The Vijaynagara kingdom emerged to counteract all this. It was in Kongu that the Vijayanagara rule was first established before it expanded to the other parts of the Tamil land. During this period the outlook of hindus developed new standards. The literature and the temple arts again began to grow afresh. Telugu and Kannada languages were given large support and great encouragement. Telugu and Kannada people such as the Kammalars, Kaikolars, Reddis established their settlements in the Kongu country during this period. The rule of Vijayanagara dynasty was succeeded by the Nayakka rule of Madurai and after them Kongu was occupied by the Mysore rulers.
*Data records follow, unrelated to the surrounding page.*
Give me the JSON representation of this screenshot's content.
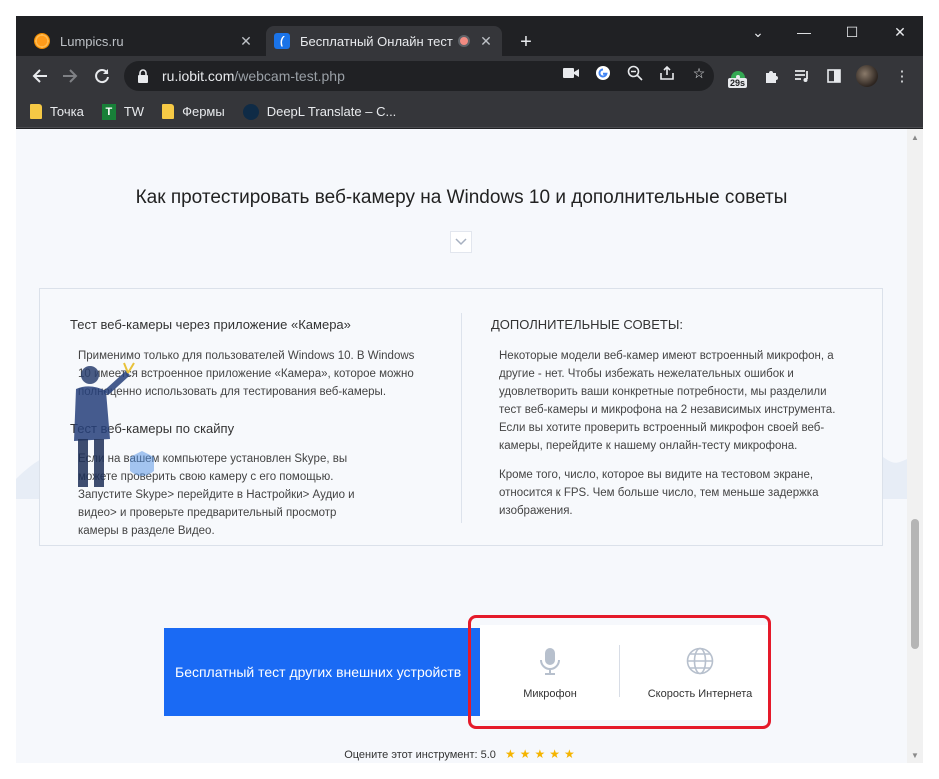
{
  "browser": {
    "tabs": [
      {
        "title": "Lumpics.ru",
        "active": false,
        "favicon": "orange-favicon"
      },
      {
        "title": "Бесплатный Онлайн тест веб",
        "active": true,
        "favicon": "iobit-favicon",
        "recording": true
      }
    ],
    "new_tab_glyph": "+",
    "window_controls": {
      "dropdown": "⌄",
      "minimize": "—",
      "maximize": "☐",
      "close": "✕"
    }
  },
  "toolbar": {
    "url_host": "ru.iobit.com",
    "url_path": "/webcam-test.php",
    "extension_badge": "29s"
  },
  "bookmarks": [
    {
      "label": "Точка",
      "icon": "folder-icon"
    },
    {
      "label": "TW",
      "icon": "tw-icon"
    },
    {
      "label": "Фермы",
      "icon": "folder-icon"
    },
    {
      "label": "DeepL Translate – C...",
      "icon": "deepl-icon"
    }
  ],
  "page": {
    "section_title": "Как протестировать веб-камеру на Windows 10 и дополнительные советы",
    "left_column": {
      "heading1": "Тест веб-камеры через приложение «Камера»",
      "text1": "Применимо только для пользователей Windows 10. В Windows 10 имеется встроенное приложение «Камера», которое можно полноценно использовать для тестирования веб-камеры.",
      "heading2": "Тест веб-камеры по скайпу",
      "text2": "Если на вашем компьютере установлен Skype, вы можете проверить свою камеру с его помощью. Запустите Skype> перейдите в Настройки> Аудио и видео> и проверьте предварительный просмотр камеры в разделе Видео."
    },
    "right_column": {
      "heading": "ДОПОЛНИТЕЛЬНЫЕ СОВЕТЫ:",
      "text1": "Некоторые модели веб-камер имеют встроенный микрофон, а другие - нет. Чтобы избежать нежелательных ошибок и удовлетворить ваши конкретные потребности, мы разделили тест веб-камеры и микрофона на 2 независимых инструмента. Если вы хотите проверить встроенный микрофон своей веб-камеры, перейдите к нашему онлайн-тесту микрофона.",
      "text2": "Кроме того, число, которое вы видите на тестовом экране, относится к FPS. Чем больше число, тем меньше задержка изображения."
    },
    "cta_label": "Бесплатный тест других внешних устройств",
    "tools": [
      {
        "label": "Микрофон",
        "icon": "microphone-icon"
      },
      {
        "label": "Скорость Интернета",
        "icon": "globe-icon"
      }
    ],
    "rating_text": "Оцените этот инструмент: 5.0",
    "rating_stars": "★★★★★",
    "rating_value": 5.0
  },
  "colors": {
    "cta_blue": "#1a6af4",
    "highlight_red": "#e51a2a",
    "star_gold": "#f5b400"
  }
}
After the fall of Tippu Sultan at Srirangappattinam, Lord Wellessly made a series of political arrangements and the territories were taken over by the British. Kongu also came under the British rule in 1799 A.D.